In reviewing state plan submissions, EPA's role is to approve state choices, provided that they meet the criteria of the Clean Air Act. In this context, in the absence of a prior existing requirement for the State to use voluntary consensus standards (VCS), EPA has no authority to disapprove a state plan submission for failure to use VCS. It would thus be inconsistent with applicable law for EPA, when it reviews a state plan submission, to use VCS in place of a state plan submission that otherwise satisfies the provisions of the Clean Air Act. Thus, the requirements of section 12(d) of the National Technology Transfer and Advancement Act of 1995 (15 U.S.C. 272 note) do not apply. This rule does not impose an information collection burden under the provisions of the Paperwork Reduction Act of 1995 (44 U.S.C. 3501 et seq.).
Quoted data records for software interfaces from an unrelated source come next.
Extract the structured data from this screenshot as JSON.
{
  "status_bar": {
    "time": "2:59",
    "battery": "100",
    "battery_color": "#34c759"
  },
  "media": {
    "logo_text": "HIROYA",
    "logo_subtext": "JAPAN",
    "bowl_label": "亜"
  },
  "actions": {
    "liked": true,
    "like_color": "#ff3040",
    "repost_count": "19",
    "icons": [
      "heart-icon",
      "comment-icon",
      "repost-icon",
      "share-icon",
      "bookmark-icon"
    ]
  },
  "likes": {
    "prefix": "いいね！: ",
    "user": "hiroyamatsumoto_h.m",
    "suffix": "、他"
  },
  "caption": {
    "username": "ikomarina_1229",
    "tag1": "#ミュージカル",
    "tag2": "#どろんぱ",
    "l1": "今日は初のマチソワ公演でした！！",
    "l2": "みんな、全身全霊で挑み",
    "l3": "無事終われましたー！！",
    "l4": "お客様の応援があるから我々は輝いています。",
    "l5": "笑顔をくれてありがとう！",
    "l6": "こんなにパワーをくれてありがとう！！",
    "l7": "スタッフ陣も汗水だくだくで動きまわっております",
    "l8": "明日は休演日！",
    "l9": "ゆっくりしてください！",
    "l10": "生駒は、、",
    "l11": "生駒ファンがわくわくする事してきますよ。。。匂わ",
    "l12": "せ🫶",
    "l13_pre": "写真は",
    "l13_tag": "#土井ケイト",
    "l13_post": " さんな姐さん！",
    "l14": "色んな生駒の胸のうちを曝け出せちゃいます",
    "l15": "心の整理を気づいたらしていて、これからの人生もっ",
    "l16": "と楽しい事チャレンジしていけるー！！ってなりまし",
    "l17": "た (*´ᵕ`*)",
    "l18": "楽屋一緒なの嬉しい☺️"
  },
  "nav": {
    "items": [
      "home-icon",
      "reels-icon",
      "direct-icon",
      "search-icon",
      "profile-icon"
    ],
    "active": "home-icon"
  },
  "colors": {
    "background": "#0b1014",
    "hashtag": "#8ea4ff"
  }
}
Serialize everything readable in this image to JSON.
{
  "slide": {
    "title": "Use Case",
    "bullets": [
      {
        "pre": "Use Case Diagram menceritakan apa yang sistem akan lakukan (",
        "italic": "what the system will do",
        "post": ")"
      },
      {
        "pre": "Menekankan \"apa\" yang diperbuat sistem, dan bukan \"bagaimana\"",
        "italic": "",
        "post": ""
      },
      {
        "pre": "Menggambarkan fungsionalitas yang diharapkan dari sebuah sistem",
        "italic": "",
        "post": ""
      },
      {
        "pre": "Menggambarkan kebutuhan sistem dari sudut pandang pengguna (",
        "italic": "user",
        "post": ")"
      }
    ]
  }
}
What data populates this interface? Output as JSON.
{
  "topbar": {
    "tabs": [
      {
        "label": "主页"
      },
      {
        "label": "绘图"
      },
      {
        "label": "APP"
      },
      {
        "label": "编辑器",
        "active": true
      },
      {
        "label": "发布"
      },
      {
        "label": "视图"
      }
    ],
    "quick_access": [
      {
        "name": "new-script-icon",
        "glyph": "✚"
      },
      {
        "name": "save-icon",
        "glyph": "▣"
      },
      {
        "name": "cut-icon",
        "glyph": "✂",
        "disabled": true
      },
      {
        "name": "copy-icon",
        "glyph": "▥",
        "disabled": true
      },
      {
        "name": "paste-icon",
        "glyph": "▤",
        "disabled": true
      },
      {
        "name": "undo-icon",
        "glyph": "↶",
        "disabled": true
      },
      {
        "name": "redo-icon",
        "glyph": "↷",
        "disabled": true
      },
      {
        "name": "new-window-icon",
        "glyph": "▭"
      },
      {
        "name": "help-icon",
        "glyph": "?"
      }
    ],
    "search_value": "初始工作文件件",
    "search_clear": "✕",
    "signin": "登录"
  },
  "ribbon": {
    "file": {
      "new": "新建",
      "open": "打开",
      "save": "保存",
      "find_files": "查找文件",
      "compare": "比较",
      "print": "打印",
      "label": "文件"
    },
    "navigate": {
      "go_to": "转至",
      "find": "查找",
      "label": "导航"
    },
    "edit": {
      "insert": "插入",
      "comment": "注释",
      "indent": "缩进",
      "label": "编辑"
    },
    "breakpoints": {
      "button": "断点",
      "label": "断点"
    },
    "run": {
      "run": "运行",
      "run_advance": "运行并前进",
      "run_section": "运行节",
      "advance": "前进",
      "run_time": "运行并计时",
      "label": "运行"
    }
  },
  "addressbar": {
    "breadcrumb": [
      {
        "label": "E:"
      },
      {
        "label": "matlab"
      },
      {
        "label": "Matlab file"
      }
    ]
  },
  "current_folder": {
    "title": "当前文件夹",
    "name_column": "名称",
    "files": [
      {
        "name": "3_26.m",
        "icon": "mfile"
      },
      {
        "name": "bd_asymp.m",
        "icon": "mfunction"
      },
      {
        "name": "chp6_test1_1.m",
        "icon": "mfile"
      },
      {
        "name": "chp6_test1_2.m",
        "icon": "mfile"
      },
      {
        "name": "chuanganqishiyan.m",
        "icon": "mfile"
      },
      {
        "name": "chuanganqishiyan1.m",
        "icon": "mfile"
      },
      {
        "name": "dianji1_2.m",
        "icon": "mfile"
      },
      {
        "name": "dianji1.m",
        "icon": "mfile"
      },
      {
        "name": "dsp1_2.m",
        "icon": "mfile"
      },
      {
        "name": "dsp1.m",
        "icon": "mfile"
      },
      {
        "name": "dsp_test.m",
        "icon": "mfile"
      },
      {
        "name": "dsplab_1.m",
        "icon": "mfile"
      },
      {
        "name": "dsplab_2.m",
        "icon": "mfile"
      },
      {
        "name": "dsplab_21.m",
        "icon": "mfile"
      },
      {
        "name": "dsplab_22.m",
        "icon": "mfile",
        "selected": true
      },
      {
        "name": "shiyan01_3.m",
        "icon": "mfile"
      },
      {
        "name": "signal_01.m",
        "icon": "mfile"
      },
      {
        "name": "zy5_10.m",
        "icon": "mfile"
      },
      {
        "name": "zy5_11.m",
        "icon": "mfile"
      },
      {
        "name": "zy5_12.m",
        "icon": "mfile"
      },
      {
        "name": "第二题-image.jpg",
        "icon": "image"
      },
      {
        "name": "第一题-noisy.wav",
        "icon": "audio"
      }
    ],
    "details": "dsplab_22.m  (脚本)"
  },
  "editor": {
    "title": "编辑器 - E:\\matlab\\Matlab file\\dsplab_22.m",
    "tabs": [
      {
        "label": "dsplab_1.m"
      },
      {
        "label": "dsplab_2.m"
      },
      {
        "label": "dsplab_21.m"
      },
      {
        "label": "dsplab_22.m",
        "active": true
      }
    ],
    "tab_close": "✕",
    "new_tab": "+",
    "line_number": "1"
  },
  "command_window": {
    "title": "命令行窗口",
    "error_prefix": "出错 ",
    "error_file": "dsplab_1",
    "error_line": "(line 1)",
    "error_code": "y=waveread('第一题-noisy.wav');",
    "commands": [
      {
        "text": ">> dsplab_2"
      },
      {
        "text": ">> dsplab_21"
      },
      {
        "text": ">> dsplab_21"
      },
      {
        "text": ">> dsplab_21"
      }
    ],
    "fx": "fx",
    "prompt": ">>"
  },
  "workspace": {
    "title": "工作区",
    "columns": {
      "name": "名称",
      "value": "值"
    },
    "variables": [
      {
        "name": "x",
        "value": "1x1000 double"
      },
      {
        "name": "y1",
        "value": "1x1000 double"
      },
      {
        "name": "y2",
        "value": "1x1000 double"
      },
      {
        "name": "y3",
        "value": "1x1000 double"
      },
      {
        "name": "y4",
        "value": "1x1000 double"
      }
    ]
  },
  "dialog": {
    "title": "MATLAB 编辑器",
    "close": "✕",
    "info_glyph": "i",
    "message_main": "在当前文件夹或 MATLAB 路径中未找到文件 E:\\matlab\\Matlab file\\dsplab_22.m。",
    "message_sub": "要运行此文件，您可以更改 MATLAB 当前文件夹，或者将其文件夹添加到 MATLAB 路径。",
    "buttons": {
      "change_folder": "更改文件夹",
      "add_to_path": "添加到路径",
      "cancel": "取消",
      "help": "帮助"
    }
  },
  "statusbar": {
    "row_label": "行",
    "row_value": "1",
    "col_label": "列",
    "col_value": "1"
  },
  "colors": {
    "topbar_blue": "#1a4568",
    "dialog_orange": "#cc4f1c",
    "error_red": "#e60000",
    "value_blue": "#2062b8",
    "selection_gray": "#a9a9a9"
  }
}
The Congressional Review Act, 5 U.S.C. 801 et seq., as added by the Small Business Regulatory Enforcement Fairness Act of 1996, generally provides that before a rule may take effect, the agency promulgating the rule must submit a rule report, which includes a copy of the rule, to each House of the Congress and to the Comptroller General of the United States. We will submit a report containing this rule and other required information to the United States Senate, the United States House of Representatives, and the Comptroller General of the United States prior to publication of the rule in the Federal Register. A major rule cannot take effect until 60 days after it is published in the Federal Register. This action is not a “major rule” as defined by 5 U.S.C. 804(2).
Under section 307(b)(1) of the Clean Air Act, petitions for judicial review of this action must be filed in the United Start Printed Page 52062States Court of Appeals for the appropriate circuit by December 11, 2001. Filing a petition for reconsideration by the Administrator of this final rule does not affect the finality of this rule for the purposes of judicial review nor does it extend the time within which a petition for judicial review may be filed, and shall not postpone the effectiveness of such rule or action. This action may not be challenged later in proceedings to enforce its requirements. (See section 307(b)(2).)Start List of Subjects
List of Subjects 40 CFR Part 62
- Environmental protection
- Air pollution control
- Hospital/medical/infectious waste incinerators
- Intergovernmental relations
- Reporting and recordkeeping requirements
Dated: September 27, 2001.
William W. Rice,
Acting Regional Administrator, Region 7.
Chapter I, title 40 of the Code of Federal Regulations is amended as follows:End Amendment Part Start Part
PART 62—[AMENDED]End Part Start Amendment Part
1. The authority citation for part 62 continues to read as follows:End Amendment Part
Subpart AA—MissouriStart Amendment Part
2. Section 62.6358 is amended by adding paragraph (d) to read as follows:End Amendment Part
(d) Amended plan for the control of air emissions from Hospital/Medical/Infectious Waste Incinerators submitted by the Missouri Department of Natural Resources on July 13, 2001. The effective date of the amended plan is December 11, 2001.
[FR Doc. 01-25583 Filed 10-11-01; 8:45 am]
BILLING CODE 6560-50-P